== ASSIGNMENT ==
Your answer must be a word-for-word copy of the data.

Data records for software interfaces
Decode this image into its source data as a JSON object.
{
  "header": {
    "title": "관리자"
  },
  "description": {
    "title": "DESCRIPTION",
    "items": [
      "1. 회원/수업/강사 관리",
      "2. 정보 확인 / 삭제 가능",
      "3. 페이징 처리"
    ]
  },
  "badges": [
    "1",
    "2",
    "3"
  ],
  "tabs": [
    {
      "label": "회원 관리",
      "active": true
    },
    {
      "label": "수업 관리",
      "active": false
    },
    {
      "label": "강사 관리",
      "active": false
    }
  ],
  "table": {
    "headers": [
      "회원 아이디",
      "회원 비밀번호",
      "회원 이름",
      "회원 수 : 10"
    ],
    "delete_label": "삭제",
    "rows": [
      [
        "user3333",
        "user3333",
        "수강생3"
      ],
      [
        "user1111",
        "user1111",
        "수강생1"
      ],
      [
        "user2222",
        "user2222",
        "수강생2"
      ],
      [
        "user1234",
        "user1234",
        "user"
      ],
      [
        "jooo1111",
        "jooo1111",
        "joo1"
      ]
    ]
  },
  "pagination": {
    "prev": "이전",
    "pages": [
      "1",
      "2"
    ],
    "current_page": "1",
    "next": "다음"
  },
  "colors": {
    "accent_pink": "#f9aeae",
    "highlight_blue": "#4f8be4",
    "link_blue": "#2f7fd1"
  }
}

== SOLUTION TO THIS EXERCISE ==
Decode this image into its source data as a JSON object.
{
  "header": {
    "title": "관리자"
  },
  "description": {
    "title": "DESCRIPTION",
    "items": [
      "1. 회원/수업/강사 관리",
      "2. 정보 확인 / 삭제 가능",
      "3. 페이징 처리"
    ]
  },
  "badges": [
    "1",
    "2",
    "3"
  ],
  "tabs": [
    {
      "label": "회원 관리",
      "active": true
    },
    {
      "label": "수업 관리",
      "active": false
    },
    {
      "label": "강사 관리",
      "active": false
    }
  ],
  "table": {
    "headers": [
      "회원 아이디",
      "회원 비밀번호",
      "회원 이름",
      "회원 수 : 10"
    ],
    "delete_label": "삭제",
    "rows": [
      [
        "user3333",
        "user3333",
        "수강생3"
      ],
      [
        "user1111",
        "user1111",
        "수강생1"
      ],
      [
        "user2222",
        "user2222",
        "수강생2"
      ],
      [
        "user1234",
        "user1234",
        "user"
      ],
      [
        "jooo1111",
        "jooo1111",
        "joo1"
      ]
    ]
  },
  "pagination": {
    "prev": "이전",
    "pages": [
      "1",
      "2"
    ],
    "current_page": "1",
    "next": "다음"
  },
  "colors": {
    "accent_pink": "#f9aeae",
    "highlight_blue": "#4f8be4",
    "link_blue": "#2f7fd1"
  }
}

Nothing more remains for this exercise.